╭─ INPUT FOR THIS TASK
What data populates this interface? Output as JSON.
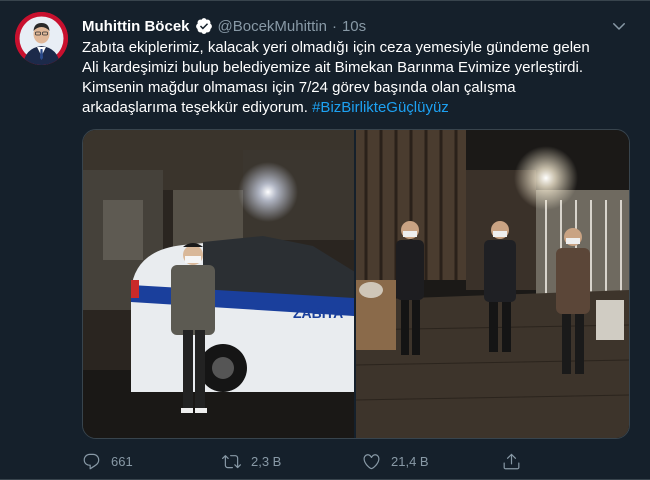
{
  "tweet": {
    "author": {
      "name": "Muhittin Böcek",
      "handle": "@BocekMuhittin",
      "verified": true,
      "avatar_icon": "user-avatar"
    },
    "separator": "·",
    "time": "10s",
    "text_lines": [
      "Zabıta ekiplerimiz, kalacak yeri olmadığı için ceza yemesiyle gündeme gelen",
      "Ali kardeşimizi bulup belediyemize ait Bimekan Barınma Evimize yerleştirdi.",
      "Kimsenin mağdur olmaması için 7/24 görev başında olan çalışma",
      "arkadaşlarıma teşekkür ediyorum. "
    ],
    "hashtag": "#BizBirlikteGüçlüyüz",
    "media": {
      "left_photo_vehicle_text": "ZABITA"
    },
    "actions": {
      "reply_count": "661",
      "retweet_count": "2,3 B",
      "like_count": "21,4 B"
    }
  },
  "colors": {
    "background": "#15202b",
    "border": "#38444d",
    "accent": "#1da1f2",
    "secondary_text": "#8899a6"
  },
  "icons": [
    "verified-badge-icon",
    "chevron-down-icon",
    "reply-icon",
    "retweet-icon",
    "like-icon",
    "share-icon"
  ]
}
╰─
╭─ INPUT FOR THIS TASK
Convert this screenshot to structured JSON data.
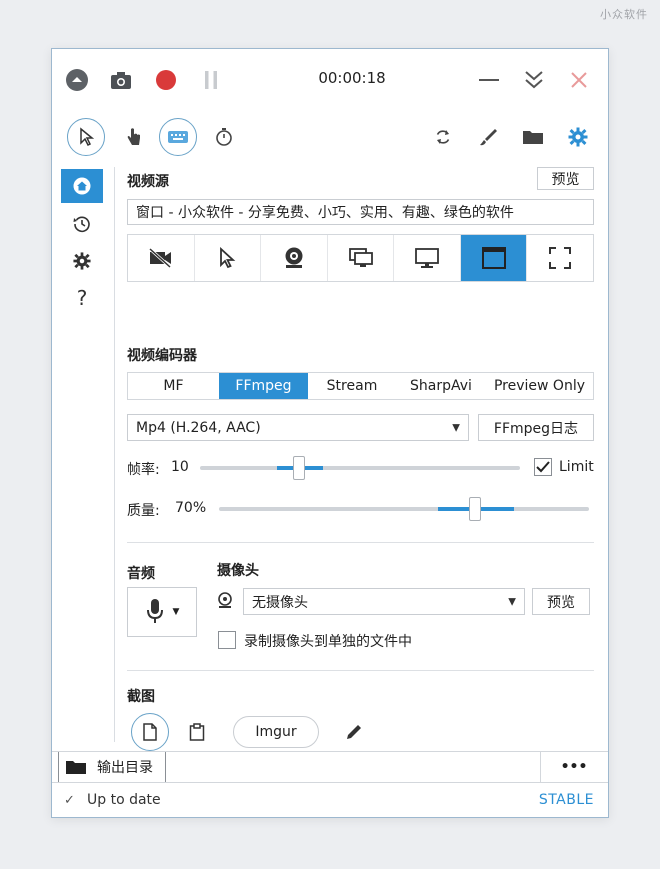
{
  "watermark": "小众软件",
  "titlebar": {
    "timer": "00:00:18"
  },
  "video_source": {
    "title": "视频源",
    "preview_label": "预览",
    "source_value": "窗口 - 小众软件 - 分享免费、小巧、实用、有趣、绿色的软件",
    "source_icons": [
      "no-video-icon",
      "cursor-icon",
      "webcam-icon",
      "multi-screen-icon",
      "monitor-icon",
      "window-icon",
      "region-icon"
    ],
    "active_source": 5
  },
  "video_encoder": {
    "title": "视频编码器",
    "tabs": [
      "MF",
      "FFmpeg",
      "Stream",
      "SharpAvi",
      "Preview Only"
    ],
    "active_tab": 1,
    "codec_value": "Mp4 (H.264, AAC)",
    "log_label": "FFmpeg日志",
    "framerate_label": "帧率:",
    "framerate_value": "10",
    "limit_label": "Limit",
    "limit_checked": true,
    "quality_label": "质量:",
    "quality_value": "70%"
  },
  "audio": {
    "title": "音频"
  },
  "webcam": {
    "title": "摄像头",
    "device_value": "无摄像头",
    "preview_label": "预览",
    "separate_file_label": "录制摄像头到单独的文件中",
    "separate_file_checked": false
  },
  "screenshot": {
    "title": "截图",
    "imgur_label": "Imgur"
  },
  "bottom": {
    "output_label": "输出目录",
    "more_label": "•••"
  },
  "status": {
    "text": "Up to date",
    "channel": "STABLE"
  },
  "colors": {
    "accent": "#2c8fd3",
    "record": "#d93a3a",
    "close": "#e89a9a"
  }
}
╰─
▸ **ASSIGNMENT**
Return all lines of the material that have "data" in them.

▸ **WRITTEN RESPONSE**
What data populates this interface? Output as JSON.
Convert this screenshot to structured JSON data.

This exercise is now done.